Yasmine shared her woes with Soraya. One evening, Soraya and her kids came over to give Yasmine a bit of support. To be honest, Soraya was still unsure whether her young niece actually had colic. Maybe she was just a baby who fussed more than others? Maybe Yasmine was just spent with four children and a husband with a hectic schedule? Soraya offered to put Malala to sleep. Yasmine gave her the specifics: go upstairs, turn out all of the lights, hold her still and keep the sound machine on. Twenty minutes later, Yasmine heard her young nieces and nephew cooing in the family room. She saw Malala on the large ottoman surrounded by her cousins. Soraya smiled, as if to say, “See, she’s fine.” Yasmine froze, knowing what would happen next. Within minutes the wails began. Soraya, who is a super capable caregiver and absolutely adores babies, still says she’d never witnessed anything like it. Malala was beside herself. Soraya looked at Yasmine apologetically. Yasmine looked back with a “Now, you get what I have been talking about?” slump. Soraya whisked the baby upstairs and within moments Malala was quiet.

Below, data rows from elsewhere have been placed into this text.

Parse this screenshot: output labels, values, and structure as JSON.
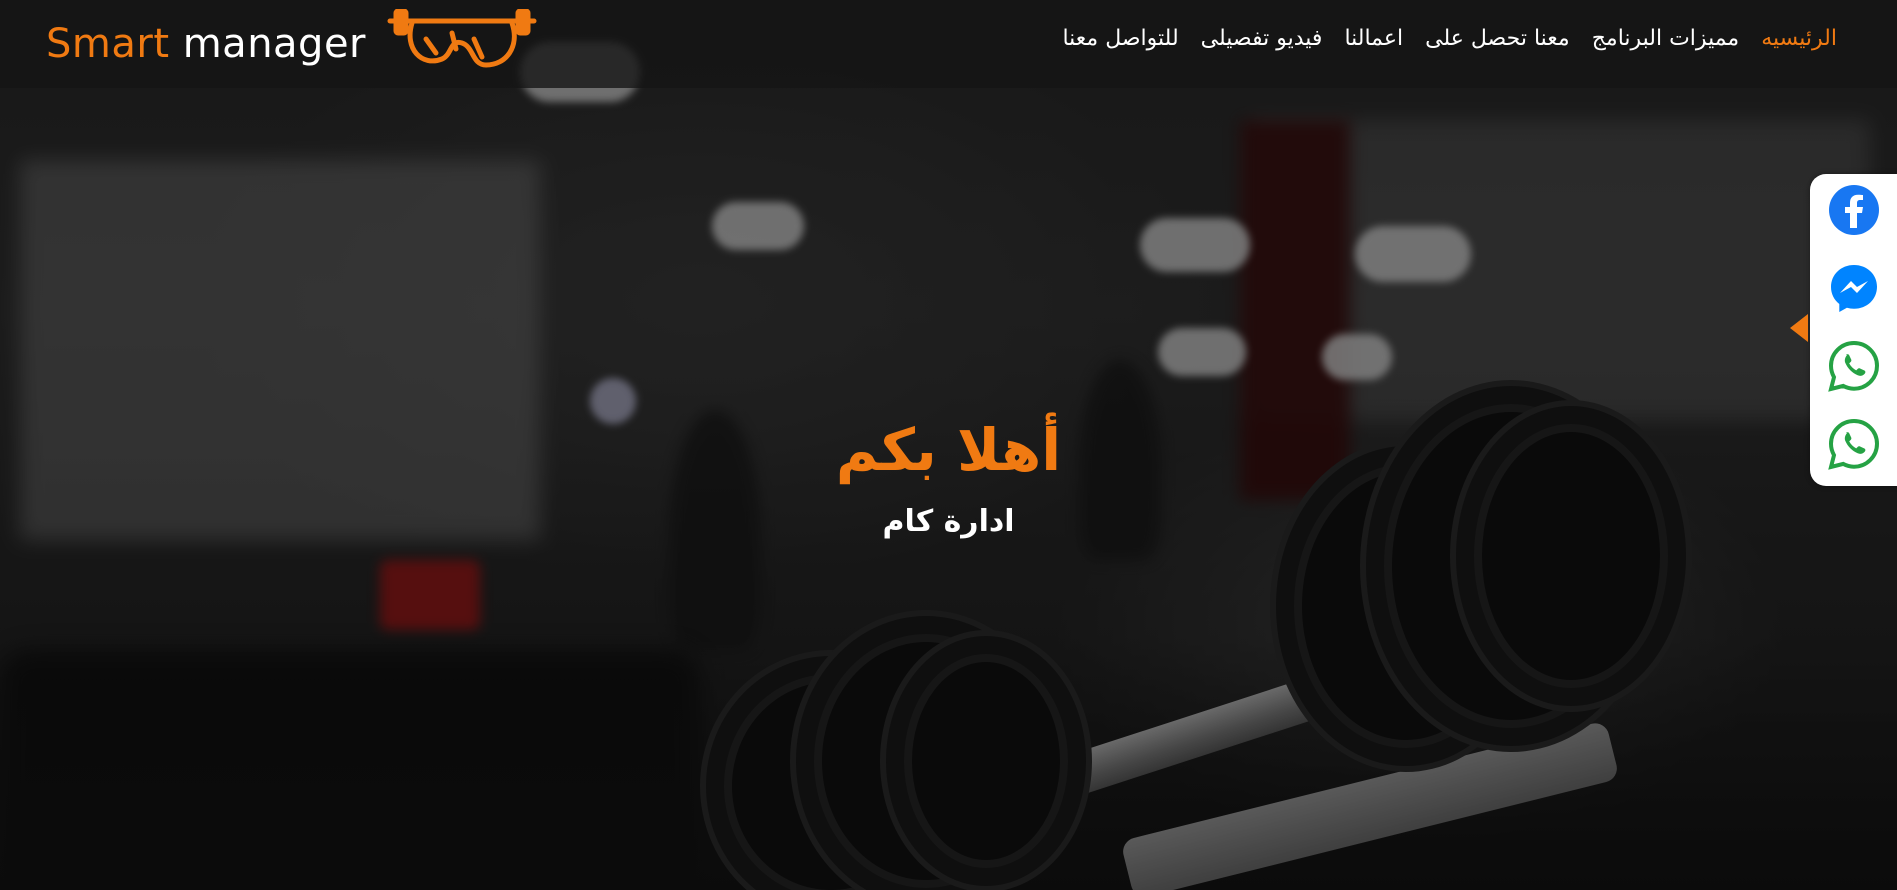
{
  "brand": {
    "smart": "Smart",
    "manager": " manager"
  },
  "nav": {
    "items": [
      {
        "label": "الرئيسيه",
        "active": true
      },
      {
        "label": "مميزات البرنامج",
        "active": false
      },
      {
        "label": "معنا تحصل على",
        "active": false
      },
      {
        "label": "اعمالنا",
        "active": false
      },
      {
        "label": "فيديو تفصيلى",
        "active": false
      },
      {
        "label": "للتواصل معنا",
        "active": false
      }
    ]
  },
  "hero": {
    "title": "أهلا بكم",
    "subtitle": "ادارة كام"
  },
  "social": {
    "buttons": [
      {
        "icon": "facebook-icon",
        "color": "#1877f2"
      },
      {
        "icon": "messenger-icon",
        "color": "#0084ff"
      },
      {
        "icon": "whatsapp-icon",
        "color": "#25a244"
      },
      {
        "icon": "whatsapp-icon",
        "color": "#25a244"
      }
    ]
  },
  "colors": {
    "accent": "#f07a12",
    "header_bg": "#141414"
  }
}
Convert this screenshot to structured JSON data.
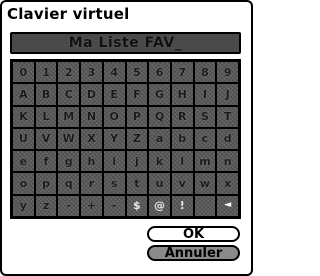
{
  "window": {
    "title": "Clavier virtuel"
  },
  "input": {
    "value": "Ma Liste FAV_"
  },
  "keyboard": {
    "rows": [
      [
        "0",
        "1",
        "2",
        "3",
        "4",
        "5",
        "6",
        "7",
        "8",
        "9"
      ],
      [
        "A",
        "B",
        "C",
        "D",
        "E",
        "F",
        "G",
        "H",
        "I",
        "J"
      ],
      [
        "K",
        "L",
        "M",
        "N",
        "O",
        "P",
        "Q",
        "R",
        "S",
        "T"
      ],
      [
        "U",
        "V",
        "W",
        "X",
        "Y",
        "Z",
        "a",
        "b",
        "c",
        "d"
      ],
      [
        "e",
        "f",
        "g",
        "h",
        "i",
        "j",
        "k",
        "l",
        "m",
        "n"
      ],
      [
        "o",
        "p",
        "q",
        "r",
        "s",
        "t",
        "u",
        "v",
        "w",
        "x"
      ],
      [
        "y",
        "z",
        "-",
        "+",
        "-",
        "$",
        "@",
        "!",
        "",
        "◄"
      ]
    ],
    "backspace_icon": "backspace-arrow-icon"
  },
  "buttons": {
    "ok_label": "OK",
    "cancel_label": "Annuler"
  },
  "colors": {
    "key_background": "#5b5b5b",
    "field_background": "#4a4a4a",
    "cancel_background": "#8a8a8a"
  }
}
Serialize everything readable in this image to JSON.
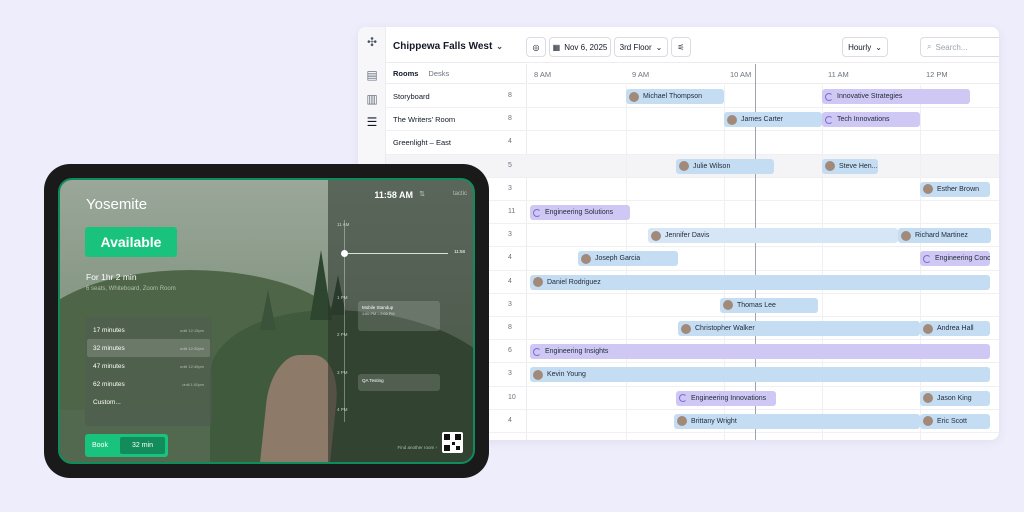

Why write about this now, after the extreme crying has stopped? To tell any mama who might be in the thick of it now that a) it really will stop one day and b) you are not crazy for feeling crazy. Also, to put it out there that the best thing you can do to support a mama with a colicky baby is just be there for them—and do not question whether the baby has colic. Trust us, mama is questioning herself non-stop; she doesn’t need any outside doubt. She needs support and probably desperately needs a break.

In Malala’s case, relief came over a weekend. Each day she cried a bit less, until Monday came and she was literally a different child. In the months that followed, Yasmine found herself suffering from something she termed PTCS, or Post Traumatic Colic Syndrome. She in no way wants to be “cute” about something as serious as PTSD, but the after effects she experienced were very real. If Malala began to cry or fuss, as babies do, Yasmine felt overtaken by fear those tiny grunts might evolve into unstoppable wails. Over time, she began to trust that Malala was past those tough days and they continued to strengthen their blessed bond.

Other mamas: know there are remedies out there. Cutting questionable foods is an easy enough thing to try; if nothing else, you’ll feel like you’re doing something. Pregnant mamas: some suggest taking probiotics during pregnancy to prevent colic.  Talk to your doctor about this option.  The jury is out on whether it’ll actually help, but there’s a 5% to 25% chance your baby will have colic, and anything to lower your odds is worthwhile. Friends of mamas with colicky babies: visit, empathize, take the baby, let mama walk around the block, just be there. It helps to know you’re not alone. 


With seven children ranging in age from ten months to seventeen years between them, sisters and bloggers Yasmine Delawari Johnson and Soraya Delawari Dancsecs are experts at parenting in L.A. They take a break from PTA board meetings, cooking, and producing films to blog at CityThink each Thursday.